http://d.repec.org/n?u=RePEc:rtv:ceisrp:319&r=rmg
Extracting and forecasting the volatility of financial markets is an important empirical problem. Time series of realized volatility or other volatility proxies, such as squared returns, display long range dependence. Exponential smoothing (ES) is a very popular and successful forecasting and signal extraction scheme, but it can be suboptimal for long memory time series. This paper discusses possible long memory extensions of ES and finally implements a generalization based on a fractional equal root integrated moving average (FerIMA) model, proposed originally by Hosking in his seminal 1981 article on fractional differencing.
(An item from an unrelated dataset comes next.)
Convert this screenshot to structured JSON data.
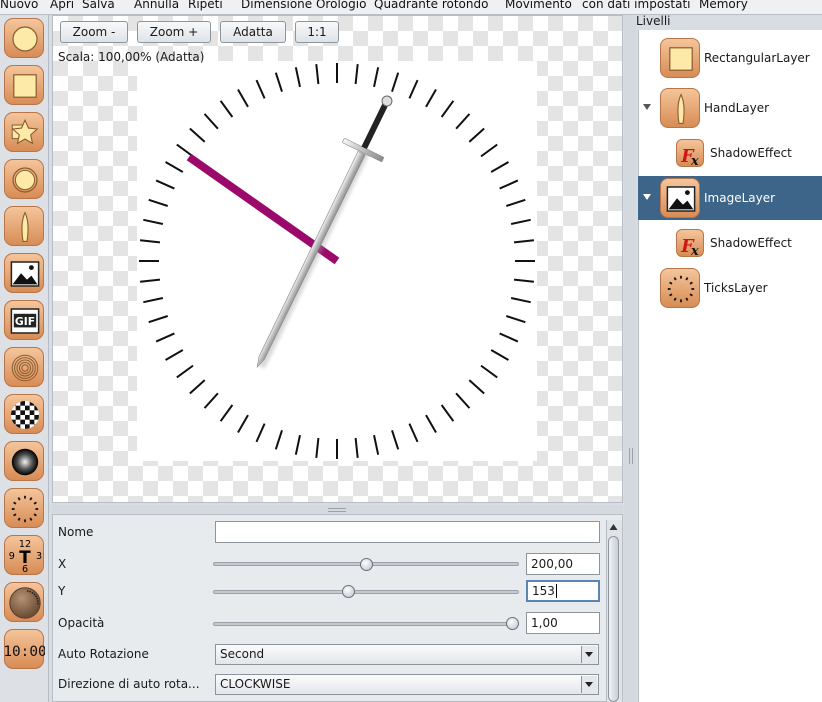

We provide a decomposition of the process into the sum of fractional noise processes with decreasing orders of integration, encompassing simple and double exponential smoothing, and introduce a lowpass real time filter arising in the long memory case. Signal extraction and prediction depend on two parameters: the memory (fractional integration) parameter and a mean reversion parameter. They can be estimated by pseudo maximum likelihood in the frequency domain. We then address the prediction of volatility by a FerIMA model and carry out a recursive forecasting experiment, which proves that the proposed generalized exponential smoothing predictor improves significantly upon commonly used methods for forecasting realized volatility.Tommaso Proietti2014-07-30Realized Volatility. Signal Extraction. Permanent-Transitory Decomposition. Fractional equal-root IMA modelPension Risk and Risk Based Supervision in Defined Contribution Pension Funds
http://d.repec.org/n?u=RePEc:wbk:wboper:17791&r=rmg
Tony Randle, Heinz P. Rudolph2014-03Finance and Financial Sector Development - Financial Literacy Finance and Financial Sector Development - Debt Markets Pensions and Retirement Systems Finance and Financial Sector Development - Mutual Funds Private Sector Development - Emerging Markets Social Protections and Labor